### Exercise:
Nothing in the records may be changed; retype them in full.

### Provided data:
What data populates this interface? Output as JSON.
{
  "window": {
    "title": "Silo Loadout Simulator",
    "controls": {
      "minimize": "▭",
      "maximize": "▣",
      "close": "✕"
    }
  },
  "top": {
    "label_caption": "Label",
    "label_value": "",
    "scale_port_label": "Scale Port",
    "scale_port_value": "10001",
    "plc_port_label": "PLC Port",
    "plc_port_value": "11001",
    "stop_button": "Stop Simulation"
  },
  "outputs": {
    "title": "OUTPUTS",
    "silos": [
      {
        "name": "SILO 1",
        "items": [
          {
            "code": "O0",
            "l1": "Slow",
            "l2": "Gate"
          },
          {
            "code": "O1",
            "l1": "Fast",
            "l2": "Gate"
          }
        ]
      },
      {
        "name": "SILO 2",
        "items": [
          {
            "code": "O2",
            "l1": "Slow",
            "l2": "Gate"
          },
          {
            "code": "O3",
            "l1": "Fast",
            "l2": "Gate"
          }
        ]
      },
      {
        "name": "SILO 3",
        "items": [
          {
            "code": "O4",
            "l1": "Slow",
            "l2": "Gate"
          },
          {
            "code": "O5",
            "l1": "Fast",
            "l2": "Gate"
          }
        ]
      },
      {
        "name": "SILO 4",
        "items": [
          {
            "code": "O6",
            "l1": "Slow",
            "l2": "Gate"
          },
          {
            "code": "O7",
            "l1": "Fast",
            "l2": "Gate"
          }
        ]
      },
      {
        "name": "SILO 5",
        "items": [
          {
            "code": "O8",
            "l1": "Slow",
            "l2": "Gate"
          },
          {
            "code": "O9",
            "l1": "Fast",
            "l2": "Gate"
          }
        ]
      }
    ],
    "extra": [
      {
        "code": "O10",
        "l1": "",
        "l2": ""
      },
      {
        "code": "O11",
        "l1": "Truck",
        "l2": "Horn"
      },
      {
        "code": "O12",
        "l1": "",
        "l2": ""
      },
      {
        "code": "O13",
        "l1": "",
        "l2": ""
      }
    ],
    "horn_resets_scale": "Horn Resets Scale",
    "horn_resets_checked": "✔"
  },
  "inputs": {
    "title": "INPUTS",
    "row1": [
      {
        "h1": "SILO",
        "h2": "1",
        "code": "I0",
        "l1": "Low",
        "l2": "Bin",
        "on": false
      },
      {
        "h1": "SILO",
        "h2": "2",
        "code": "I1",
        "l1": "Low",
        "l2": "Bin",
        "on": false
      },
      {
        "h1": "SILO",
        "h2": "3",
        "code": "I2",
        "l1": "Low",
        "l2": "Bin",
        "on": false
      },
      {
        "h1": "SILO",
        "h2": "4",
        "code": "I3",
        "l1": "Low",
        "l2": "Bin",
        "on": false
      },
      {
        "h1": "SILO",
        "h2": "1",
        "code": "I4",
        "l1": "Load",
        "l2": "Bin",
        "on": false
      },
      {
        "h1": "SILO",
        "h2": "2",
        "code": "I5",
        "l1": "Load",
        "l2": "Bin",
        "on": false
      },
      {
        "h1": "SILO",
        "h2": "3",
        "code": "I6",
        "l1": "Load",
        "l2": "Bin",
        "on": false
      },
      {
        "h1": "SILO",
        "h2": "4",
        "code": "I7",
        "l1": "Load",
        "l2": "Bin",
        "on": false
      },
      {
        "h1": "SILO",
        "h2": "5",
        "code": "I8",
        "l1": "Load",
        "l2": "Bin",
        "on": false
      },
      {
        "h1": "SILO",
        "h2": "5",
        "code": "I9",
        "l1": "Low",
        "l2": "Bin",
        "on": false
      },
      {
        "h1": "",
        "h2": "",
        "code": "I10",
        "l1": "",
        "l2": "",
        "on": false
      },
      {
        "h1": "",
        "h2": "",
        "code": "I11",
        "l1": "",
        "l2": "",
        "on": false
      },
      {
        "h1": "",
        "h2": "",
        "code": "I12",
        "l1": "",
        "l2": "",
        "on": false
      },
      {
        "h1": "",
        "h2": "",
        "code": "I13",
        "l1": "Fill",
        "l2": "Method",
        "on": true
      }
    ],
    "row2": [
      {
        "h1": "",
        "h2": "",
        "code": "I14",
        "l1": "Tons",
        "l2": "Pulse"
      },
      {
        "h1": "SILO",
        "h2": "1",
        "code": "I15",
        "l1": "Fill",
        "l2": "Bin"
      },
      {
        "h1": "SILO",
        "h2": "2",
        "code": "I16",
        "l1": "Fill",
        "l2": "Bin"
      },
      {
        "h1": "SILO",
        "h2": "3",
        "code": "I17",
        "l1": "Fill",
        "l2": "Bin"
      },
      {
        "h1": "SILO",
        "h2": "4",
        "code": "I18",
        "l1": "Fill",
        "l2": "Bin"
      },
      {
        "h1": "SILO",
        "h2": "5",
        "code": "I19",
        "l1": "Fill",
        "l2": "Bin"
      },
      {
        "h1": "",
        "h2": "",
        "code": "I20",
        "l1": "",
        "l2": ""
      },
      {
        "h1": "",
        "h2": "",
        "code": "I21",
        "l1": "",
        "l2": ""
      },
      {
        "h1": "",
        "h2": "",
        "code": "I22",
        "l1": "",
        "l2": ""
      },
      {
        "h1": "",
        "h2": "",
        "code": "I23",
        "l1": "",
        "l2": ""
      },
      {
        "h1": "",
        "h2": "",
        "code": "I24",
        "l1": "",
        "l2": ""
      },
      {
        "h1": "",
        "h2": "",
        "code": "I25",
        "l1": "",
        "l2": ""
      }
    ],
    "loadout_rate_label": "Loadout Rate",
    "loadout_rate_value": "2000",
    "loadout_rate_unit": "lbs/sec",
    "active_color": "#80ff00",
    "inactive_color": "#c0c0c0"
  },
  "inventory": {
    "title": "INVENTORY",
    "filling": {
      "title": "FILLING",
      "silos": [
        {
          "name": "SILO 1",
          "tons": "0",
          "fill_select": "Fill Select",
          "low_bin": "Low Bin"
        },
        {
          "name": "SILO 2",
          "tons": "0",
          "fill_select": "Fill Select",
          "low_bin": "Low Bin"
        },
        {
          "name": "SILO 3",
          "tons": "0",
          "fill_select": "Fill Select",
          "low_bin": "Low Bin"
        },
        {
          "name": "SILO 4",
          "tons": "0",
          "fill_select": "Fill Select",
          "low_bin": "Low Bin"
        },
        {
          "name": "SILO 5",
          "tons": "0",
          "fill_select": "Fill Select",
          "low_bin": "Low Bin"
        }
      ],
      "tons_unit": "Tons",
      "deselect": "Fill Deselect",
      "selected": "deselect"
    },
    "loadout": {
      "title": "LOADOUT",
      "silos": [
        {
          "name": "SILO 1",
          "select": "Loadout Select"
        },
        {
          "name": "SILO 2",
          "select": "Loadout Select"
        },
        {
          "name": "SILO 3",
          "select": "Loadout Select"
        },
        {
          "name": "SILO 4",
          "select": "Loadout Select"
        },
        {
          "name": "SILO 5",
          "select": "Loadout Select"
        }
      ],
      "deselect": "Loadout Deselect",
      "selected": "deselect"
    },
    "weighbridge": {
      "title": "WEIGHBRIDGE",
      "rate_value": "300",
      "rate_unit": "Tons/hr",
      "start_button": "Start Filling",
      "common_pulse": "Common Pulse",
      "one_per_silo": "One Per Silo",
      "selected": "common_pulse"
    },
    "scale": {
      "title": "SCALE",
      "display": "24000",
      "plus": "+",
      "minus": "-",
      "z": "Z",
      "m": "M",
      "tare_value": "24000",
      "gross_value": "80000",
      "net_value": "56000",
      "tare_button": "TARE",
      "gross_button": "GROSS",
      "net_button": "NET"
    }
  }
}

### Task solution:
What data populates this interface? Output as JSON.
{
  "window": {
    "title": "Silo Loadout Simulator",
    "controls": {
      "minimize": "▭",
      "maximize": "▣",
      "close": "✕"
    }
  },
  "top": {
    "label_caption": "Label",
    "label_value": "",
    "scale_port_label": "Scale Port",
    "scale_port_value": "10001",
    "plc_port_label": "PLC Port",
    "plc_port_value": "11001",
    "stop_button": "Stop Simulation"
  },
  "outputs": {
    "title": "OUTPUTS",
    "silos": [
      {
        "name": "SILO 1",
        "items": [
          {
            "code": "O0",
            "l1": "Slow",
            "l2": "Gate"
          },
          {
            "code": "O1",
            "l1": "Fast",
            "l2": "Gate"
          }
        ]
      },
      {
        "name": "SILO 2",
        "items": [
          {
            "code": "O2",
            "l1": "Slow",
            "l2": "Gate"
          },
          {
            "code": "O3",
            "l1": "Fast",
            "l2": "Gate"
          }
        ]
      },
      {
        "name": "SILO 3",
        "items": [
          {
            "code": "O4",
            "l1": "Slow",
            "l2": "Gate"
          },
          {
            "code": "O5",
            "l1": "Fast",
            "l2": "Gate"
          }
        ]
      },
      {
        "name": "SILO 4",
        "items": [
          {
            "code": "O6",
            "l1": "Slow",
            "l2": "Gate"
          },
          {
            "code": "O7",
            "l1": "Fast",
            "l2": "Gate"
          }
        ]
      },
      {
        "name": "SILO 5",
        "items": [
          {
            "code": "O8",
            "l1": "Slow",
            "l2": "Gate"
          },
          {
            "code": "O9",
            "l1": "Fast",
            "l2": "Gate"
          }
        ]
      }
    ],
    "extra": [
      {
        "code": "O10",
        "l1": "",
        "l2": ""
      },
      {
        "code": "O11",
        "l1": "Truck",
        "l2": "Horn"
      },
      {
        "code": "O12",
        "l1": "",
        "l2": ""
      },
      {
        "code": "O13",
        "l1": "",
        "l2": ""
      }
    ],
    "horn_resets_scale": "Horn Resets Scale",
    "horn_resets_checked": "✔"
  },
  "inputs": {
    "title": "INPUTS",
    "row1": [
      {
        "h1": "SILO",
        "h2": "1",
        "code": "I0",
        "l1": "Low",
        "l2": "Bin",
        "on": false
      },
      {
        "h1": "SILO",
        "h2": "2",
        "code": "I1",
        "l1": "Low",
        "l2": "Bin",
        "on": false
      },
      {
        "h1": "SILO",
        "h2": "3",
        "code": "I2",
        "l1": "Low",
        "l2": "Bin",
        "on": false
      },
      {
        "h1": "SILO",
        "h2": "4",
        "code": "I3",
        "l1": "Low",
        "l2": "Bin",
        "on": false
      },
      {
        "h1": "SILO",
        "h2": "1",
        "code": "I4",
        "l1": "Load",
        "l2": "Bin",
        "on": false
      },
      {
        "h1": "SILO",
        "h2": "2",
        "code": "I5",
        "l1": "Load",
        "l2": "Bin",
        "on": false
      },
      {
        "h1": "SILO",
        "h2": "3",
        "code": "I6",
        "l1": "Load",
        "l2": "Bin",
        "on": false
      },
      {
        "h1": "SILO",
        "h2": "4",
        "code": "I7",
        "l1": "Load",
        "l2": "Bin",
        "on": false
      },
      {
        "h1": "SILO",
        "h2": "5",
        "code": "I8",
        "l1": "Load",
        "l2": "Bin",
        "on": false
      },
      {
        "h1": "SILO",
        "h2": "5",
        "code": "I9",
        "l1": "Low",
        "l2": "Bin",
        "on": false
      },
      {
        "h1": "",
        "h2": "",
        "code": "I10",
        "l1": "",
        "l2": "",
        "on": false
      },
      {
        "h1": "",
        "h2": "",
        "code": "I11",
        "l1": "",
        "l2": "",
        "on": false
      },
      {
        "h1": "",
        "h2": "",
        "code": "I12",
        "l1": "",
        "l2": "",
        "on": false
      },
      {
        "h1": "",
        "h2": "",
        "code": "I13",
        "l1": "Fill",
        "l2": "Method",
        "on": true
      }
    ],
    "row2": [
      {
        "h1": "",
        "h2": "",
        "code": "I14",
        "l1": "Tons",
        "l2": "Pulse"
      },
      {
        "h1": "SILO",
        "h2": "1",
        "code": "I15",
        "l1": "Fill",
        "l2": "Bin"
      },
      {
        "h1": "SILO",
        "h2": "2",
        "code": "I16",
        "l1": "Fill",
        "l2": "Bin"
      },
      {
        "h1": "SILO",
        "h2": "3",
        "code": "I17",
        "l1": "Fill",
        "l2": "Bin"
      },
      {
        "h1": "SILO",
        "h2": "4",
        "code": "I18",
        "l1": "Fill",
        "l2": "Bin"
      },
      {
        "h1": "SILO",
        "h2": "5",
        "code": "I19",
        "l1": "Fill",
        "l2": "Bin"
      },
      {
        "h1": "",
        "h2": "",
        "code": "I20",
        "l1": "",
        "l2": ""
      },
      {
        "h1": "",
        "h2": "",
        "code": "I21",
        "l1": "",
        "l2": ""
      },
      {
        "h1": "",
        "h2": "",
        "code": "I22",
        "l1": "",
        "l2": ""
      },
      {
        "h1": "",
        "h2": "",
        "code": "I23",
        "l1": "",
        "l2": ""
      },
      {
        "h1": "",
        "h2": "",
        "code": "I24",
        "l1": "",
        "l2": ""
      },
      {
        "h1": "",
        "h2": "",
        "code": "I25",
        "l1": "",
        "l2": ""
      }
    ],
    "loadout_rate_label": "Loadout Rate",
    "loadout_rate_value": "2000",
    "loadout_rate_unit": "lbs/sec",
    "active_color": "#80ff00",
    "inactive_color": "#c0c0c0"
  },
  "inventory": {
    "title": "INVENTORY",
    "filling": {
      "title": "FILLING",
      "silos": [
        {
          "name": "SILO 1",
          "tons": "0",
          "fill_select": "Fill Select",
          "low_bin": "Low Bin"
        },
        {
          "name": "SILO 2",
          "tons": "0",
          "fill_select": "Fill Select",
          "low_bin": "Low Bin"
        },
        {
          "name": "SILO 3",
          "tons": "0",
          "fill_select": "Fill Select",
          "low_bin": "Low Bin"
        },
        {
          "name": "SILO 4",
          "tons": "0",
          "fill_select": "Fill Select",
          "low_bin": "Low Bin"
        },
        {
          "name": "SILO 5",
          "tons": "0",
          "fill_select": "Fill Select",
          "low_bin": "Low Bin"
        }
      ],
      "tons_unit": "Tons",
      "deselect": "Fill Deselect",
      "selected": "deselect"
    },
    "loadout": {
      "title": "LOADOUT",
      "silos": [
        {
          "name": "SILO 1",
          "select": "Loadout Select"
        },
        {
          "name": "SILO 2",
          "select": "Loadout Select"
        },
        {
          "name": "SILO 3",
          "select": "Loadout Select"
        },
        {
          "name": "SILO 4",
          "select": "Loadout Select"
        },
        {
          "name": "SILO 5",
          "select": "Loadout Select"
        }
      ],
      "deselect": "Loadout Deselect",
      "selected": "deselect"
    },
    "weighbridge": {
      "title": "WEIGHBRIDGE",
      "rate_value": "300",
      "rate_unit": "Tons/hr",
      "start_button": "Start Filling",
      "common_pulse": "Common Pulse",
      "one_per_silo": "One Per Silo",
      "selected": "common_pulse"
    },
    "scale": {
      "title": "SCALE",
      "display": "24000",
      "plus": "+",
      "minus": "-",
      "z": "Z",
      "m": "M",
      "tare_value": "24000",
      "gross_value": "80000",
      "net_value": "56000",
      "tare_button": "TARE",
      "gross_button": "GROSS",
      "net_button": "NET"
    }
  }
}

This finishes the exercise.